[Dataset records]
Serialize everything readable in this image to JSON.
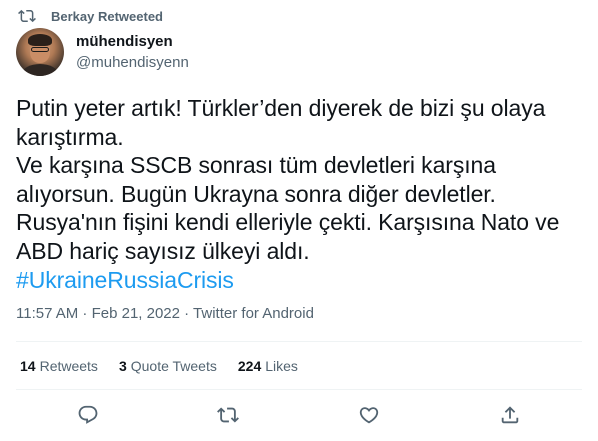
{
  "retweet_header": {
    "icon": "retweet-icon",
    "text": "Berkay Retweeted"
  },
  "user": {
    "name": "mühendisyen",
    "handle": "@muhendisyenn",
    "avatar": "profile-photo"
  },
  "tweet": {
    "lines": [
      "Putin yeter artık! Türkler’den diyerek de bizi şu olaya karıştırma.",
      "Ve karşına SSCB sonrası tüm devletleri karşına alıyorsun. Bugün Ukrayna sonra diğer devletler.",
      "Rusya'nın fişini kendi elleriyle çekti. Karşısına Nato ve ABD hariç sayısız ülkeyi aldı."
    ],
    "hashtag": "#UkraineRussiaCrisis"
  },
  "meta": {
    "text": "11:57 AM · Feb 21, 2022 · Twitter for Android"
  },
  "stats": {
    "retweets_count": "14",
    "retweets_label": "Retweets",
    "quotes_count": "3",
    "quotes_label": "Quote Tweets",
    "likes_count": "224",
    "likes_label": "Likes"
  },
  "actions": [
    "reply-icon",
    "retweet-icon",
    "like-icon",
    "share-icon"
  ],
  "colors": {
    "accent": "#1d9bf0",
    "text": "#0f1419",
    "secondary": "#536471",
    "divider": "#eff3f4"
  }
}
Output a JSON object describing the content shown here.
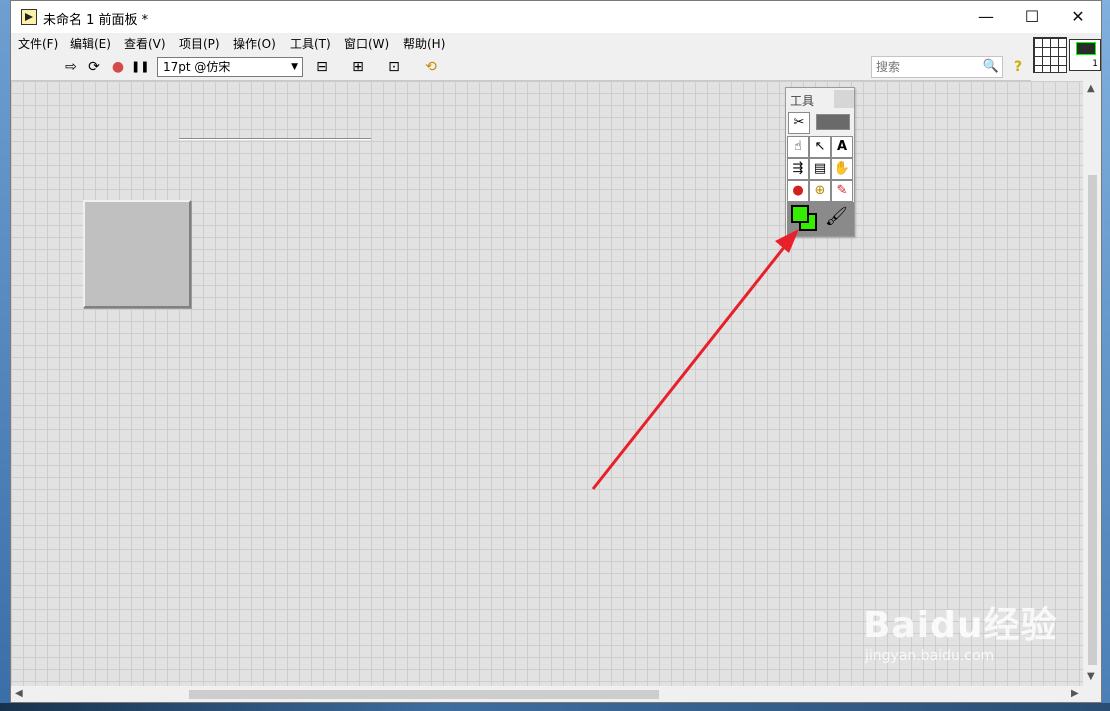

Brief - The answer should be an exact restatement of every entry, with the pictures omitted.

Exercise answer -
Serialize everything readable in this image to JSON.
{
  "retweet_header": {
    "icon": "retweet-icon",
    "text": "Berkay Retweeted"
  },
  "user": {
    "name": "mühendisyen",
    "handle": "@muhendisyenn",
    "avatar": "profile-photo"
  },
  "tweet": {
    "lines": [
      "Putin yeter artık! Türkler’den diyerek de bizi şu olaya karıştırma.",
      "Ve karşına SSCB sonrası tüm devletleri karşına alıyorsun. Bugün Ukrayna sonra diğer devletler.",
      "Rusya'nın fişini kendi elleriyle çekti. Karşısına Nato ve ABD hariç sayısız ülkeyi aldı."
    ],
    "hashtag": "#UkraineRussiaCrisis"
  },
  "meta": {
    "text": "11:57 AM · Feb 21, 2022 · Twitter for Android"
  },
  "stats": {
    "retweets_count": "14",
    "retweets_label": "Retweets",
    "quotes_count": "3",
    "quotes_label": "Quote Tweets",
    "likes_count": "224",
    "likes_label": "Likes"
  },
  "actions": [
    "reply-icon",
    "retweet-icon",
    "like-icon",
    "share-icon"
  ],
  "colors": {
    "accent": "#1d9bf0",
    "text": "#0f1419",
    "secondary": "#536471",
    "divider": "#eff3f4"
  }
}
Output a JSON object describing the content shown here.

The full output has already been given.